[Data items]
○ ○ ○ ○ ○ ○ ○
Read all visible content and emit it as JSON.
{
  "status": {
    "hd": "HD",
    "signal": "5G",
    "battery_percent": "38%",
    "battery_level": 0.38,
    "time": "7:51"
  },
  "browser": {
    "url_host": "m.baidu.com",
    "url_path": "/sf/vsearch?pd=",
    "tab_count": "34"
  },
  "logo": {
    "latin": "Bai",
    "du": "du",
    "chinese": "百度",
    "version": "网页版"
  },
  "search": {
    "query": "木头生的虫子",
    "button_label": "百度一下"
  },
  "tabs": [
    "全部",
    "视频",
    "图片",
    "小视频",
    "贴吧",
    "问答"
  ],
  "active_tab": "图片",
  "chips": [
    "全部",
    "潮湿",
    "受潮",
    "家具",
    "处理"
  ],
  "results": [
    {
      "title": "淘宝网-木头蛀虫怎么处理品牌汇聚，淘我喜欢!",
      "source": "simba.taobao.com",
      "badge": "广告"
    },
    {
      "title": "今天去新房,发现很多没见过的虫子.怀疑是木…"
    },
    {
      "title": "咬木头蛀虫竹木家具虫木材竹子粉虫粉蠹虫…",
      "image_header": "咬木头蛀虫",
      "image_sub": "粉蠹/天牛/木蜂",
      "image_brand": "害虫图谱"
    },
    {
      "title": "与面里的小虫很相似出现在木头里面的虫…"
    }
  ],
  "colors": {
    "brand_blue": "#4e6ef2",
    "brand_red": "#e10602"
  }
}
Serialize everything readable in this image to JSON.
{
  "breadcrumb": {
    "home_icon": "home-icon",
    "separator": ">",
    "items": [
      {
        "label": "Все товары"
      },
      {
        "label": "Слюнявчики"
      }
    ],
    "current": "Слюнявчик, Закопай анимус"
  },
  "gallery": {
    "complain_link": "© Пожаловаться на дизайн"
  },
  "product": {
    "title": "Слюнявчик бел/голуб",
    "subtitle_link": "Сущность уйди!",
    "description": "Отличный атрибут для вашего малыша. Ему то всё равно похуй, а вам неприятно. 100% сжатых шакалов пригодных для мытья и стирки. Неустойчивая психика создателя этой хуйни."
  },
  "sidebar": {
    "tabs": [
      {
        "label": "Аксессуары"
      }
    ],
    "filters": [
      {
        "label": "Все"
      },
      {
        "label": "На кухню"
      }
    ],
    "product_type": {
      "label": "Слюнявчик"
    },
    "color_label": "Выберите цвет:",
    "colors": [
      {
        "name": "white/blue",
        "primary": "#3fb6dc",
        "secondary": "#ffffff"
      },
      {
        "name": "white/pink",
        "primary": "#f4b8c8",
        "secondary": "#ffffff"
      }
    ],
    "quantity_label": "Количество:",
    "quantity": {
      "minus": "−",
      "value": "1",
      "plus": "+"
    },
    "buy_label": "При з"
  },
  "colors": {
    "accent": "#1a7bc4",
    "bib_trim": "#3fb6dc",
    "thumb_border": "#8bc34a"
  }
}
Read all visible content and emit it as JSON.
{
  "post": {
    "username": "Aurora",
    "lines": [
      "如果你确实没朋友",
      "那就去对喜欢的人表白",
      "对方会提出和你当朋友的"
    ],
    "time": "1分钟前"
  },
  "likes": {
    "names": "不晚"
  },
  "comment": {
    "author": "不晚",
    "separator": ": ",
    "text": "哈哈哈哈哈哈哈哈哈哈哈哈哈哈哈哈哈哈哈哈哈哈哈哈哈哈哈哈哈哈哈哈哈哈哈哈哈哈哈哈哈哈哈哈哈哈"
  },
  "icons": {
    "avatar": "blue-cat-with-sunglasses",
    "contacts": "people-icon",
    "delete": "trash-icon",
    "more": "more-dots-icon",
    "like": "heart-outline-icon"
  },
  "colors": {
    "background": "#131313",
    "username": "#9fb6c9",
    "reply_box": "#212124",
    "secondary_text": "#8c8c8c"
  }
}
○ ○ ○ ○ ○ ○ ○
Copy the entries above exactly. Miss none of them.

Read all visible content and emit it as JSON.
{
  "status": {
    "hd": "HD",
    "signal": "5G",
    "battery_percent": "38%",
    "battery_level": 0.38,
    "time": "7:51"
  },
  "browser": {
    "url_host": "m.baidu.com",
    "url_path": "/sf/vsearch?pd=",
    "tab_count": "34"
  },
  "logo": {
    "latin": "Bai",
    "du": "du",
    "chinese": "百度",
    "version": "网页版"
  },
  "search": {
    "query": "木头生的虫子",
    "button_label": "百度一下"
  },
  "tabs": [
    "全部",
    "视频",
    "图片",
    "小视频",
    "贴吧",
    "问答"
  ],
  "active_tab": "图片",
  "chips": [
    "全部",
    "潮湿",
    "受潮",
    "家具",
    "处理"
  ],
  "results": [
    {
      "title": "淘宝网-木头蛀虫怎么处理品牌汇聚，淘我喜欢!",
      "source": "simba.taobao.com",
      "badge": "广告"
    },
    {
      "title": "今天去新房,发现很多没见过的虫子.怀疑是木…"
    },
    {
      "title": "咬木头蛀虫竹木家具虫木材竹子粉虫粉蠹虫…",
      "image_header": "咬木头蛀虫",
      "image_sub": "粉蠹/天牛/木蜂",
      "image_brand": "害虫图谱"
    },
    {
      "title": "与面里的小虫很相似出现在木头里面的虫…"
    }
  ],
  "colors": {
    "brand_blue": "#4e6ef2",
    "brand_red": "#e10602"
  }
}
Serialize everything readable in this image to JSON.
{
  "breadcrumb": {
    "home_icon": "home-icon",
    "separator": ">",
    "items": [
      {
        "label": "Все товары"
      },
      {
        "label": "Слюнявчики"
      }
    ],
    "current": "Слюнявчик, Закопай анимус"
  },
  "gallery": {
    "complain_link": "© Пожаловаться на дизайн"
  },
  "product": {
    "title": "Слюнявчик бел/голуб",
    "subtitle_link": "Сущность уйди!",
    "description": "Отличный атрибут для вашего малыша. Ему то всё равно похуй, а вам неприятно. 100% сжатых шакалов пригодных для мытья и стирки. Неустойчивая психика создателя этой хуйни."
  },
  "sidebar": {
    "tabs": [
      {
        "label": "Аксессуары"
      }
    ],
    "filters": [
      {
        "label": "Все"
      },
      {
        "label": "На кухню"
      }
    ],
    "product_type": {
      "label": "Слюнявчик"
    },
    "color_label": "Выберите цвет:",
    "colors": [
      {
        "name": "white/blue",
        "primary": "#3fb6dc",
        "secondary": "#ffffff"
      },
      {
        "name": "white/pink",
        "primary": "#f4b8c8",
        "secondary": "#ffffff"
      }
    ],
    "quantity_label": "Количество:",
    "quantity": {
      "minus": "−",
      "value": "1",
      "plus": "+"
    },
    "buy_label": "При з"
  },
  "colors": {
    "accent": "#1a7bc4",
    "bib_trim": "#3fb6dc",
    "thumb_border": "#8bc34a"
  }
}
Read all visible content and emit it as JSON.
{
  "post": {
    "username": "Aurora",
    "lines": [
      "如果你确实没朋友",
      "那就去对喜欢的人表白",
      "对方会提出和你当朋友的"
    ],
    "time": "1分钟前"
  },
  "likes": {
    "names": "不晚"
  },
  "comment": {
    "author": "不晚",
    "separator": ": ",
    "text": "哈哈哈哈哈哈哈哈哈哈哈哈哈哈哈哈哈哈哈哈哈哈哈哈哈哈哈哈哈哈哈哈哈哈哈哈哈哈哈哈哈哈哈哈哈哈"
  },
  "icons": {
    "avatar": "blue-cat-with-sunglasses",
    "contacts": "people-icon",
    "delete": "trash-icon",
    "more": "more-dots-icon",
    "like": "heart-outline-icon"
  },
  "colors": {
    "background": "#131313",
    "username": "#9fb6c9",
    "reply_box": "#212124",
    "secondary_text": "#8c8c8c"
  }
}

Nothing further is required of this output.